The Rood in Medieval Britain and Ireland c.900 – c.1500 (York, 2-9 Sep 16) University of York UK, September 2 – 03, 2016 Deadline: Mar 30, 2016 Keynote Speaker: Professor Richard Marks (University of Cambridge and University of York) The rood – understood as the cross itself, and/or the image of Christ crucified – was central to the visual and devotional culture of medieval Christianity. By the late middle ages, a rood was present in monumental form, either painted or sculpted, at the east end of the nave of every church. Yet roods in numerous other forms could be found in ecclesiastical contexts: as images, in various sizes and media – in manuscript illumination, on textiles, and in stained glass. Images of the rood were also to be found within domestic, civic, and military contexts, from the bedroom to the battlefield. Following recent scholarship that has focused on early medieval roods (Sancta Crux/Halig Rod series, 2004-2010), and considered monumental roods on the Continent (Jacqueline Jung’s The Gothic Screen, 2013), this conference will bring together established academics, early career and emerging scholars, to share new research and foster debate on the forms and functions of images of the rood in Britain and Ireland c.900-c.1500.
To this end, we invite proposals (max. 300 words) for papers of no longer than 30 minutes’ duration from scholars working within the disciplines of medieval Art History, Literature, History, Archaeology and Theology. In considering the monumental church rood together with its counterparts in other media and contexts, this conference aims to reassess the complexities of the central image within the medieval Christian imagination. Potential areas for discussion can include, but are not limited to, the rood in relation to materiality; sacred space; the liturgy; emotion/affect; conquest and crusade; the relationship between text and image; patronage, and pageantry/secular display.

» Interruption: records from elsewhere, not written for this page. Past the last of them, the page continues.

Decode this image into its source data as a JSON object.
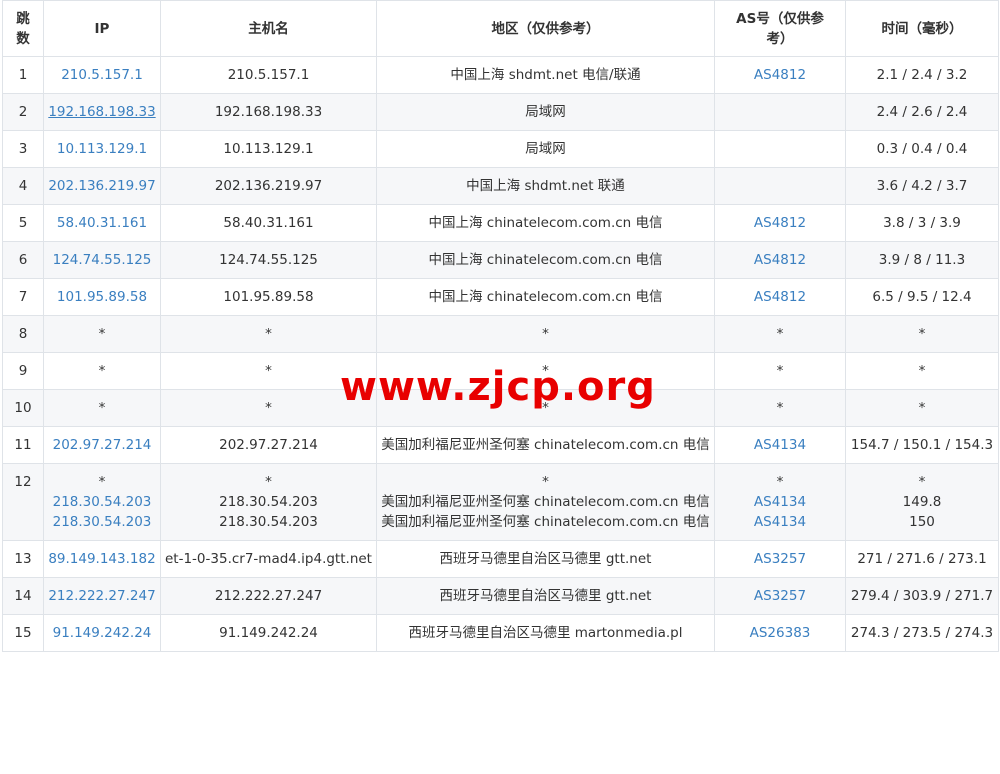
{
  "headers": {
    "hop": "跳数",
    "ip": "IP",
    "host": "主机名",
    "region": "地区（仅供参考）",
    "as": "AS号（仅供参考）",
    "time": "时间（毫秒）"
  },
  "watermark": "www.zjcp.org",
  "rows": [
    {
      "hop": "1",
      "ip": [
        "210.5.157.1"
      ],
      "host": [
        "210.5.157.1"
      ],
      "region": [
        "中国上海 shdmt.net 电信/联通"
      ],
      "as": [
        "AS4812"
      ],
      "time": [
        "2.1 / 2.4 / 3.2"
      ]
    },
    {
      "hop": "2",
      "ip": [
        "192.168.198.33"
      ],
      "host": [
        "192.168.198.33"
      ],
      "region": [
        "局域网"
      ],
      "as": [
        ""
      ],
      "time": [
        "2.4 / 2.6 / 2.4"
      ]
    },
    {
      "hop": "3",
      "ip": [
        "10.113.129.1"
      ],
      "host": [
        "10.113.129.1"
      ],
      "region": [
        "局域网"
      ],
      "as": [
        ""
      ],
      "time": [
        "0.3 / 0.4 / 0.4"
      ]
    },
    {
      "hop": "4",
      "ip": [
        "202.136.219.97"
      ],
      "host": [
        "202.136.219.97"
      ],
      "region": [
        "中国上海 shdmt.net 联通"
      ],
      "as": [
        ""
      ],
      "time": [
        "3.6 / 4.2 / 3.7"
      ]
    },
    {
      "hop": "5",
      "ip": [
        "58.40.31.161"
      ],
      "host": [
        "58.40.31.161"
      ],
      "region": [
        "中国上海 chinatelecom.com.cn 电信"
      ],
      "as": [
        "AS4812"
      ],
      "time": [
        "3.8 / 3 / 3.9"
      ]
    },
    {
      "hop": "6",
      "ip": [
        "124.74.55.125"
      ],
      "host": [
        "124.74.55.125"
      ],
      "region": [
        "中国上海 chinatelecom.com.cn 电信"
      ],
      "as": [
        "AS4812"
      ],
      "time": [
        "3.9 / 8 / 11.3"
      ]
    },
    {
      "hop": "7",
      "ip": [
        "101.95.89.58"
      ],
      "host": [
        "101.95.89.58"
      ],
      "region": [
        "中国上海 chinatelecom.com.cn 电信"
      ],
      "as": [
        "AS4812"
      ],
      "time": [
        "6.5 / 9.5 / 12.4"
      ]
    },
    {
      "hop": "8",
      "ip": [
        "*"
      ],
      "host": [
        "*"
      ],
      "region": [
        "*"
      ],
      "as": [
        "*"
      ],
      "time": [
        "*"
      ]
    },
    {
      "hop": "9",
      "ip": [
        "*"
      ],
      "host": [
        "*"
      ],
      "region": [
        "*"
      ],
      "as": [
        "*"
      ],
      "time": [
        "*"
      ]
    },
    {
      "hop": "10",
      "ip": [
        "*"
      ],
      "host": [
        "*"
      ],
      "region": [
        "*"
      ],
      "as": [
        "*"
      ],
      "time": [
        "*"
      ]
    },
    {
      "hop": "11",
      "ip": [
        "202.97.27.214"
      ],
      "host": [
        "202.97.27.214"
      ],
      "region": [
        "美国加利福尼亚州圣何塞 chinatelecom.com.cn 电信"
      ],
      "as": [
        "AS4134"
      ],
      "time": [
        "154.7 / 150.1 / 154.3"
      ]
    },
    {
      "hop": "12",
      "ip": [
        "*",
        "218.30.54.203",
        "218.30.54.203"
      ],
      "host": [
        "*",
        "218.30.54.203",
        "218.30.54.203"
      ],
      "region": [
        "*",
        "美国加利福尼亚州圣何塞 chinatelecom.com.cn 电信",
        "美国加利福尼亚州圣何塞 chinatelecom.com.cn 电信"
      ],
      "as": [
        "*",
        "AS4134",
        "AS4134"
      ],
      "time": [
        "*",
        "149.8",
        "150"
      ]
    },
    {
      "hop": "13",
      "ip": [
        "89.149.143.182"
      ],
      "host": [
        "et-1-0-35.cr7-mad4.ip4.gtt.net"
      ],
      "region": [
        "西班牙马德里自治区马德里 gtt.net"
      ],
      "as": [
        "AS3257"
      ],
      "time": [
        "271 / 271.6 / 273.1"
      ]
    },
    {
      "hop": "14",
      "ip": [
        "212.222.27.247"
      ],
      "host": [
        "212.222.27.247"
      ],
      "region": [
        "西班牙马德里自治区马德里 gtt.net"
      ],
      "as": [
        "AS3257"
      ],
      "time": [
        "279.4 / 303.9 / 271.7"
      ]
    },
    {
      "hop": "15",
      "ip": [
        "91.149.242.24"
      ],
      "host": [
        "91.149.242.24"
      ],
      "region": [
        "西班牙马德里自治区马德里 martonmedia.pl"
      ],
      "as": [
        "AS26383"
      ],
      "time": [
        "274.3 / 273.5 / 274.3"
      ]
    }
  ],
  "colors": {
    "link": "#3a7fc0",
    "watermark": "#e80000",
    "stripe": "#f6f7f9",
    "border": "#dfe3e8"
  }
}
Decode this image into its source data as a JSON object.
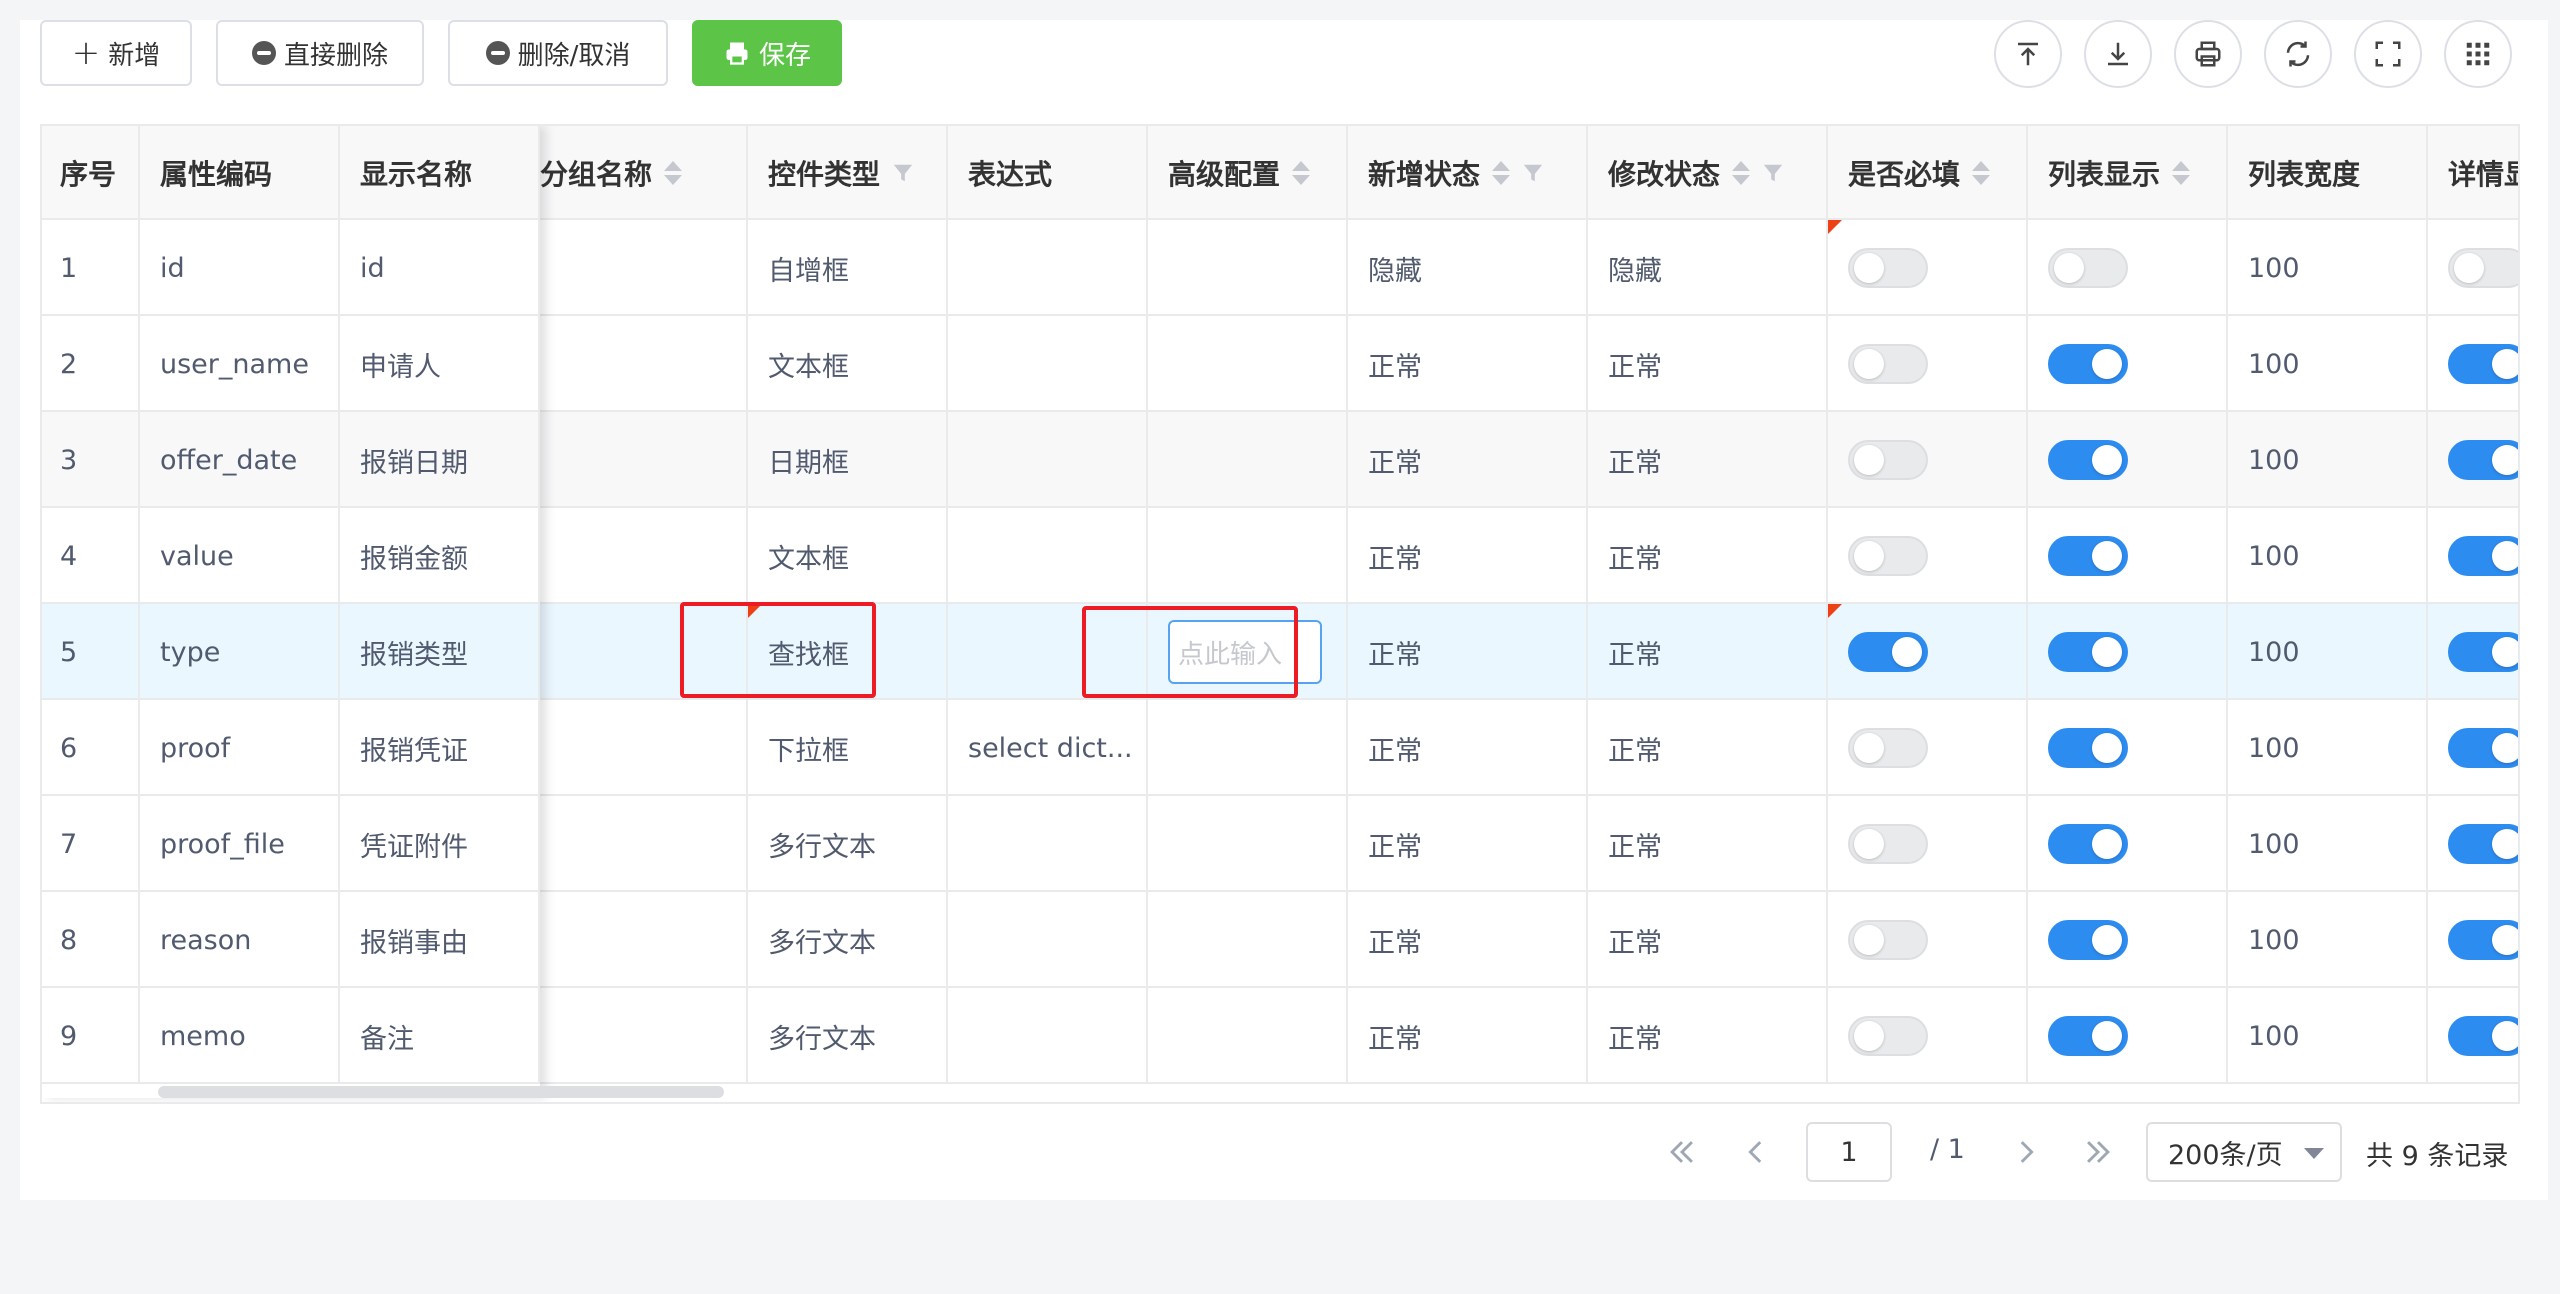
{
  "toolbar": {
    "add": "新增",
    "delete_direct": "直接删除",
    "delete_cancel": "删除/取消",
    "save": "保存"
  },
  "columns": [
    "序号",
    "属性编码",
    "显示名称",
    "分组名称",
    "控件类型",
    "表达式",
    "高级配置",
    "新增状态",
    "修改状态",
    "是否必填",
    "列表显示",
    "列表宽度",
    "详情显示"
  ],
  "rows": [
    {
      "no": "1",
      "code": "id",
      "name": "id",
      "control": "自增框",
      "expr": "",
      "add_state": "隐藏",
      "edit_state": "隐藏",
      "required": false,
      "list_show": false,
      "width": "100",
      "detail_show": false
    },
    {
      "no": "2",
      "code": "user_name",
      "name": "申请人",
      "control": "文本框",
      "expr": "",
      "add_state": "正常",
      "edit_state": "正常",
      "required": false,
      "list_show": true,
      "width": "100",
      "detail_show": true
    },
    {
      "no": "3",
      "code": "offer_date",
      "name": "报销日期",
      "control": "日期框",
      "expr": "",
      "add_state": "正常",
      "edit_state": "正常",
      "required": false,
      "list_show": true,
      "width": "100",
      "detail_show": true
    },
    {
      "no": "4",
      "code": "value",
      "name": "报销金额",
      "control": "文本框",
      "expr": "",
      "add_state": "正常",
      "edit_state": "正常",
      "required": false,
      "list_show": true,
      "width": "100",
      "detail_show": true
    },
    {
      "no": "5",
      "code": "type",
      "name": "报销类型",
      "control": "查找框",
      "expr": "",
      "add_state": "正常",
      "edit_state": "正常",
      "required": true,
      "list_show": true,
      "width": "100",
      "detail_show": true
    },
    {
      "no": "6",
      "code": "proof",
      "name": "报销凭证",
      "control": "下拉框",
      "expr": "select dict...",
      "add_state": "正常",
      "edit_state": "正常",
      "required": false,
      "list_show": true,
      "width": "100",
      "detail_show": true
    },
    {
      "no": "7",
      "code": "proof_file",
      "name": "凭证附件",
      "control": "多行文本",
      "expr": "",
      "add_state": "正常",
      "edit_state": "正常",
      "required": false,
      "list_show": true,
      "width": "100",
      "detail_show": true
    },
    {
      "no": "8",
      "code": "reason",
      "name": "报销事由",
      "control": "多行文本",
      "expr": "",
      "add_state": "正常",
      "edit_state": "正常",
      "required": false,
      "list_show": true,
      "width": "100",
      "detail_show": true
    },
    {
      "no": "9",
      "code": "memo",
      "name": "备注",
      "control": "多行文本",
      "expr": "",
      "add_state": "正常",
      "edit_state": "正常",
      "required": false,
      "list_show": true,
      "width": "100",
      "detail_show": true
    }
  ],
  "advanced_input_placeholder": "点此输入",
  "pager": {
    "current": "1",
    "total_pages": "/ 1",
    "page_size": "200条/页",
    "total": "共 9 条记录"
  },
  "colors": {
    "primary": "#2d8cf0",
    "save": "#5cc447",
    "highlight": "#ed1c24"
  },
  "icons": [
    "plus-icon",
    "minus-circle-icon",
    "printer-icon",
    "to-top-icon",
    "download-icon",
    "print-icon",
    "refresh-icon",
    "fullscreen-icon",
    "grid-icon",
    "sort-icon",
    "filter-icon",
    "first-page-icon",
    "prev-page-icon",
    "next-page-icon",
    "last-page-icon",
    "chevron-down-icon"
  ]
}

Proposals should be emailed to firstname.lastname@example.org no later than 30 March 2016. Organisers: Dr Philippa Turner and Dr Jane Hawkes, Department of History of Art, University of York